Mr Tusk faced calls from a Cabinet minister to apologise for his “disgraceful” and “spiteful” remarks, while Brexit-supporting MPs lashed out at the former Polish prime minister.
The row erupted on the eve of Theresa May’s visit to Brussels as she seeks to rewrite key parts of the Brexit deal.
The European Council president was speaking alongside Irish Taoiseach Leo Varadkar following talks in Brussels in which they discussed preparations for what Mr Tusk described as the “fiasco” of a no-deal Brexit on March 29.
Mr Tusk said the EU was not making “any new offer” and was hoping to hear from Mrs May “a realistic suggestion on how to end the impasse in which the process of the orderly withdrawal of the UK from the EU has found itself following the latest votes in the House of Commons”.
He concluded: “I have been wondering what that special place in hell looks like for those who promoted Brexit without even a sketch of a plan to carry it out safely.”
Mr Tusk also made clear that he had lost hope that the UK’s decision to leave may be reversed in a second referendum due to the “pro-Brexit stance of the UK Prime Minister and the leader of the opposition”.
Commons Leader Andrea Leadsom, who backed Brexit, demanded an apology from Mr Tusk.
“I think that what he has said is pretty unacceptable and pretty disgraceful,” she told the BBC.
“I’m sure that when he reflects on it he may well wish he hadn’t done it.”
Home Secretary Sajid Javid described Mr Tusk as “out of order”, while the comments were labelled a “completely outrageous insult” by leading Tory Brexiteer Peter Bone.
And DUP Brexit spokesman Sammy Wilson tweeted: “This devilish euro maniac is doing his best to keep the United Kingdom bound by the chains of EU bureaucracy and control.”
But Guy Verhofstadt, the European Parliament’s Brexit co-ordinator, responded to Mr Tusk’s comments by saying that the Brexiteers “would even manage to divide hell”.
Asked whether the comments would contribute towards a positive atmosphere for the Prime Minister’s visit to Brussels on Thursday, Mrs May’s official spokesman told reporters: “I think it is a question for Donald Tusk as to whether he considers the use of that kind of language to be helpful.”
Mrs May’s trip to Brussels for talks with key players including Mr Tusk and European Commission president Jean-Claude Juncker is seen as “part of a process” by Number 10 and it is not clear she has any detailed new proposals to put forward.

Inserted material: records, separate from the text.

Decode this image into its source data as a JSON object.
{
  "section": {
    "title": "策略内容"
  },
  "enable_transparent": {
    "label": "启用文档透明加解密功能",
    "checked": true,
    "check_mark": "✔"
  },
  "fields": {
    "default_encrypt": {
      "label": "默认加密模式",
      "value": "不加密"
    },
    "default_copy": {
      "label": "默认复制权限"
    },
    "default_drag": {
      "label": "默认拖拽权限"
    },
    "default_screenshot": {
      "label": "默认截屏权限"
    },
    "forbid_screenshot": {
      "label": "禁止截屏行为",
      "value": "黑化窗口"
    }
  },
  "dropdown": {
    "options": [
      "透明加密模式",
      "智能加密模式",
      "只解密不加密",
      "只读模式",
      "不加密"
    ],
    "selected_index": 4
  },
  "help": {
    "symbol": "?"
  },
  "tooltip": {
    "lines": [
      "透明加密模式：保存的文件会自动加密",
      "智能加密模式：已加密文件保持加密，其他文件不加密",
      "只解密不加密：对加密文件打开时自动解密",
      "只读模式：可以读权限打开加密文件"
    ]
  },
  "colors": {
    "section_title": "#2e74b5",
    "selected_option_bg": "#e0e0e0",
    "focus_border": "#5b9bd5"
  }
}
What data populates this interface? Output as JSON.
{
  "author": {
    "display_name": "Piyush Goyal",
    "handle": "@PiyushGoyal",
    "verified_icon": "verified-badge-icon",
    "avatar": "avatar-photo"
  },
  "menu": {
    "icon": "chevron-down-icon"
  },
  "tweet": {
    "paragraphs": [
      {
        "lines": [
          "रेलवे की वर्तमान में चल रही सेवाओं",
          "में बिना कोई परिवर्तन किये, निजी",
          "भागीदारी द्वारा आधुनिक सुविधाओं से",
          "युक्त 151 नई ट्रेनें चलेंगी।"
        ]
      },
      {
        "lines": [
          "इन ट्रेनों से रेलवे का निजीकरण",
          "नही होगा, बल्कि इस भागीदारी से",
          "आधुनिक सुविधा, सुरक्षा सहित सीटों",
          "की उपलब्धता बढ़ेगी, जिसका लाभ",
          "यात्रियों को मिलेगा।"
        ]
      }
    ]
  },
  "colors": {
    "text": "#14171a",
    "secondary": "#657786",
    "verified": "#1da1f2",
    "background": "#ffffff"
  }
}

Ahead of their talks, Mr Juncker said the Withdrawal Agreement was not open for renegotiation.
“She knows that the commission is not prepared to reopen the issue,” he said.
But Downing Street insisted the EU must be prepared to shift its stance on the contentious Irish backstop to avoid a no-deal Brexit next month.
The Prime Minister’s spokesman said: “Leo Varadkar said that they want the UK to leave with a deal, Donald Tusk said earlier today their priority is avoiding no deal.
“The fact is that the deal that was on the table has been rejected by 230 votes.
“So if, as they state, they wish for us to leave with a deal, there are going to have to be changes made in order to address concerns which MPs have on the backstop.”
Mr Varadkar – who will host Mrs May in Dublin on Friday – said that while he was “open to further discussions” with the UK Government, “the events in London and the instability in British politics in recent weeks demonstrates exactly why we need a legal guarantee and a solution that is operable, that we know will work and will last”.
While Mr Varadkar met the EU’s leaders, Mrs May held meetings with all five of the main Northern Irish parties at Stormont House in Belfast.
DUP leader Arlene Foster reiterated her position that “the backstop would undermine the economic and constitutional integrity of the United Kingdom”.
But Sinn Fein’s president Mary Lou McDonald said the backstop remained the “bottom line” and accused Mrs May of coming to Belfast with “no plan, no credibility and no honour”.